Your assignment: Below are some lines of data. Return all of them as they are.

Excerpted data:
· · · · · · ·
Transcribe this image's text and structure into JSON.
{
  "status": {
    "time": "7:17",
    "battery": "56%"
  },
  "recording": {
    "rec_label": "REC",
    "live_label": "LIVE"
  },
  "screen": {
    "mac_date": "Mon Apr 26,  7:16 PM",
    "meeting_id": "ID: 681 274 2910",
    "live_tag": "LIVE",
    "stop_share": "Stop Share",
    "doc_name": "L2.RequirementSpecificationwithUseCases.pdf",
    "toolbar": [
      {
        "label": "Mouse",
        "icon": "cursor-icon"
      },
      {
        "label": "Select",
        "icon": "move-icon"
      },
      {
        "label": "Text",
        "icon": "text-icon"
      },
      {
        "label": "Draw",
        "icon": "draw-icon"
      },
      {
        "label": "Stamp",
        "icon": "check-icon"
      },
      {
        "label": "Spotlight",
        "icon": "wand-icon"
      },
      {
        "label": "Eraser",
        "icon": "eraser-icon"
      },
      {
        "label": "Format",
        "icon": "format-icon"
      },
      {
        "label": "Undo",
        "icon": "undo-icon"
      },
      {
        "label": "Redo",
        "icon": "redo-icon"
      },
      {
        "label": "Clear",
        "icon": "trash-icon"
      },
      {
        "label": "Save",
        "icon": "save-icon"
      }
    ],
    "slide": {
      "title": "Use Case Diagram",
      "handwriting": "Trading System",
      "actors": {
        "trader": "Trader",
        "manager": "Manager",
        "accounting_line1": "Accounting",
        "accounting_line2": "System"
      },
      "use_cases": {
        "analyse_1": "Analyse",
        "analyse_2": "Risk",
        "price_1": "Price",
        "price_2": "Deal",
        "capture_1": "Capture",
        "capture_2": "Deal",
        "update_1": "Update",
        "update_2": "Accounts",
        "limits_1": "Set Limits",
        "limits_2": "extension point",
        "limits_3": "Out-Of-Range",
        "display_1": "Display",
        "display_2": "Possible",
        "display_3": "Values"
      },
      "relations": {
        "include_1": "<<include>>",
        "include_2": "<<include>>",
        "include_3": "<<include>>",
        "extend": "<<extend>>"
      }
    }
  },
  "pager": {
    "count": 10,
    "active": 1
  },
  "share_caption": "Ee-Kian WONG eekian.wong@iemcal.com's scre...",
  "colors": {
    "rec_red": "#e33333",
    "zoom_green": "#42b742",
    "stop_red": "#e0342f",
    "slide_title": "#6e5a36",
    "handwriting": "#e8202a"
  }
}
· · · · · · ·
The completed task:
Transcribe this image's text and structure into JSON.
{
  "status": {
    "time": "7:17",
    "battery": "56%"
  },
  "recording": {
    "rec_label": "REC",
    "live_label": "LIVE"
  },
  "screen": {
    "mac_date": "Mon Apr 26,  7:16 PM",
    "meeting_id": "ID: 681 274 2910",
    "live_tag": "LIVE",
    "stop_share": "Stop Share",
    "doc_name": "L2.RequirementSpecificationwithUseCases.pdf",
    "toolbar": [
      {
        "label": "Mouse",
        "icon": "cursor-icon"
      },
      {
        "label": "Select",
        "icon": "move-icon"
      },
      {
        "label": "Text",
        "icon": "text-icon"
      },
      {
        "label": "Draw",
        "icon": "draw-icon"
      },
      {
        "label": "Stamp",
        "icon": "check-icon"
      },
      {
        "label": "Spotlight",
        "icon": "wand-icon"
      },
      {
        "label": "Eraser",
        "icon": "eraser-icon"
      },
      {
        "label": "Format",
        "icon": "format-icon"
      },
      {
        "label": "Undo",
        "icon": "undo-icon"
      },
      {
        "label": "Redo",
        "icon": "redo-icon"
      },
      {
        "label": "Clear",
        "icon": "trash-icon"
      },
      {
        "label": "Save",
        "icon": "save-icon"
      }
    ],
    "slide": {
      "title": "Use Case Diagram",
      "handwriting": "Trading System",
      "actors": {
        "trader": "Trader",
        "manager": "Manager",
        "accounting_line1": "Accounting",
        "accounting_line2": "System"
      },
      "use_cases": {
        "analyse_1": "Analyse",
        "analyse_2": "Risk",
        "price_1": "Price",
        "price_2": "Deal",
        "capture_1": "Capture",
        "capture_2": "Deal",
        "update_1": "Update",
        "update_2": "Accounts",
        "limits_1": "Set Limits",
        "limits_2": "extension point",
        "limits_3": "Out-Of-Range",
        "display_1": "Display",
        "display_2": "Possible",
        "display_3": "Values"
      },
      "relations": {
        "include_1": "<<include>>",
        "include_2": "<<include>>",
        "include_3": "<<include>>",
        "extend": "<<extend>>"
      }
    }
  },
  "pager": {
    "count": 10,
    "active": 1
  },
  "share_caption": "Ee-Kian WONG eekian.wong@iemcal.com's scre...",
  "colors": {
    "rec_red": "#e33333",
    "zoom_green": "#42b742",
    "stop_red": "#e0342f",
    "slide_title": "#6e5a36",
    "handwriting": "#e8202a"
  }
}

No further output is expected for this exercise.